Only lines that contain the string "ProjectPurvan" should be returned from the material below.

[[ DATA FOR REVIEW, beginning ]]

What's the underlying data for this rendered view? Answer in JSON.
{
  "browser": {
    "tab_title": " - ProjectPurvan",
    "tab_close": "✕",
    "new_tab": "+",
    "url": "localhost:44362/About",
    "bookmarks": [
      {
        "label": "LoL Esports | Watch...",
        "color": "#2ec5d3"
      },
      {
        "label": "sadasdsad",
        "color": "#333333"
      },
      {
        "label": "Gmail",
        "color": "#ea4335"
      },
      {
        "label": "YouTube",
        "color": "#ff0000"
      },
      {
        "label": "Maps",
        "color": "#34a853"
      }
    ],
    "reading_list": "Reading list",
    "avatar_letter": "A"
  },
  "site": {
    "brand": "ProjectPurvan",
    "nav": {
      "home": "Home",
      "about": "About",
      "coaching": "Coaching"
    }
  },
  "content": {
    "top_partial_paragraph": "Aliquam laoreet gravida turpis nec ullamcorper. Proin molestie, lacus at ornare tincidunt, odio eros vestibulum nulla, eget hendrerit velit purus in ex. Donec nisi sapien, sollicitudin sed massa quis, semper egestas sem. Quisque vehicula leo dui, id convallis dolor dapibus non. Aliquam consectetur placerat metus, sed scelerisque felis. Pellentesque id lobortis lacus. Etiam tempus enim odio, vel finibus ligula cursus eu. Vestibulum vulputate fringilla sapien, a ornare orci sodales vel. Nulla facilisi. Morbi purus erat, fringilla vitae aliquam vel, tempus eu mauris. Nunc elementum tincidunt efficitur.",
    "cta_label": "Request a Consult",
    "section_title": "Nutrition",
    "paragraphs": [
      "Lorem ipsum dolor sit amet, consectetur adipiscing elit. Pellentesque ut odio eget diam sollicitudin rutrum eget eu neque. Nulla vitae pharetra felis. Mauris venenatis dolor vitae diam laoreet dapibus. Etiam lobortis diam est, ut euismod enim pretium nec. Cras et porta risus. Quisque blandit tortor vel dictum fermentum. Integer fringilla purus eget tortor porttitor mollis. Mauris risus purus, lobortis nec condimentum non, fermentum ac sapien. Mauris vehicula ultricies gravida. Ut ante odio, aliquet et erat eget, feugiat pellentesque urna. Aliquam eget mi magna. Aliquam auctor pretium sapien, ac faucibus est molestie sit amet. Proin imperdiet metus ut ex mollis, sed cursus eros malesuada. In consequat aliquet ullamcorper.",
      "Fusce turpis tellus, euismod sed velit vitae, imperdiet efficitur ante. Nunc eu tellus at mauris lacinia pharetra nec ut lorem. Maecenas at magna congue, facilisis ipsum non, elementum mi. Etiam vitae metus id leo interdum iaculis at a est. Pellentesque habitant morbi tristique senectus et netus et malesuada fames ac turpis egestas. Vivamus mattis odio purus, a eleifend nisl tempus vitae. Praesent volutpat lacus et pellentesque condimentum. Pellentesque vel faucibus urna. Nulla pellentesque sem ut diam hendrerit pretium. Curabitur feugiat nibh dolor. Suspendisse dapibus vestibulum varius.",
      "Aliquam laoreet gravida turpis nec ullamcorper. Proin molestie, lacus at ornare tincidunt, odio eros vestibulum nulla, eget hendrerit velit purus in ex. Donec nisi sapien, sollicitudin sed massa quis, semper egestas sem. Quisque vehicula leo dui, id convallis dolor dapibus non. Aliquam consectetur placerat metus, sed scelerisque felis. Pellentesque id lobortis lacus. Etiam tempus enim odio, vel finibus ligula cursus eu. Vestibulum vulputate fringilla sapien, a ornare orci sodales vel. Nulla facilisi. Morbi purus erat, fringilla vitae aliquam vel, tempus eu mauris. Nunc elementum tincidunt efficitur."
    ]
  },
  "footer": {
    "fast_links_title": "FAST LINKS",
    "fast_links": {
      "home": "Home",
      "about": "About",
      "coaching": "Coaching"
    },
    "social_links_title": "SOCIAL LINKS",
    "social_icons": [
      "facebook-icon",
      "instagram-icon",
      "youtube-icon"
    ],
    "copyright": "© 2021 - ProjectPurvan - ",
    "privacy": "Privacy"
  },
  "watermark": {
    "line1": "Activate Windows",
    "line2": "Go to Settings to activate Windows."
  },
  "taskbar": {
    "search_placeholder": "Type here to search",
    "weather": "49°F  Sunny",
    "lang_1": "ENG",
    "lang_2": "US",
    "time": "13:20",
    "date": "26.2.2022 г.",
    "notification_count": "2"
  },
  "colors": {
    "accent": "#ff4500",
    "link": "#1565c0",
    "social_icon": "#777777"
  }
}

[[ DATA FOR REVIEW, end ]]

§ **ANSWER TO THIS EXERCISE**:
    "tab_title": " - ProjectPurvan",
    "brand": "ProjectPurvan",
    "copyright": "© 2021 - ProjectPurvan - ",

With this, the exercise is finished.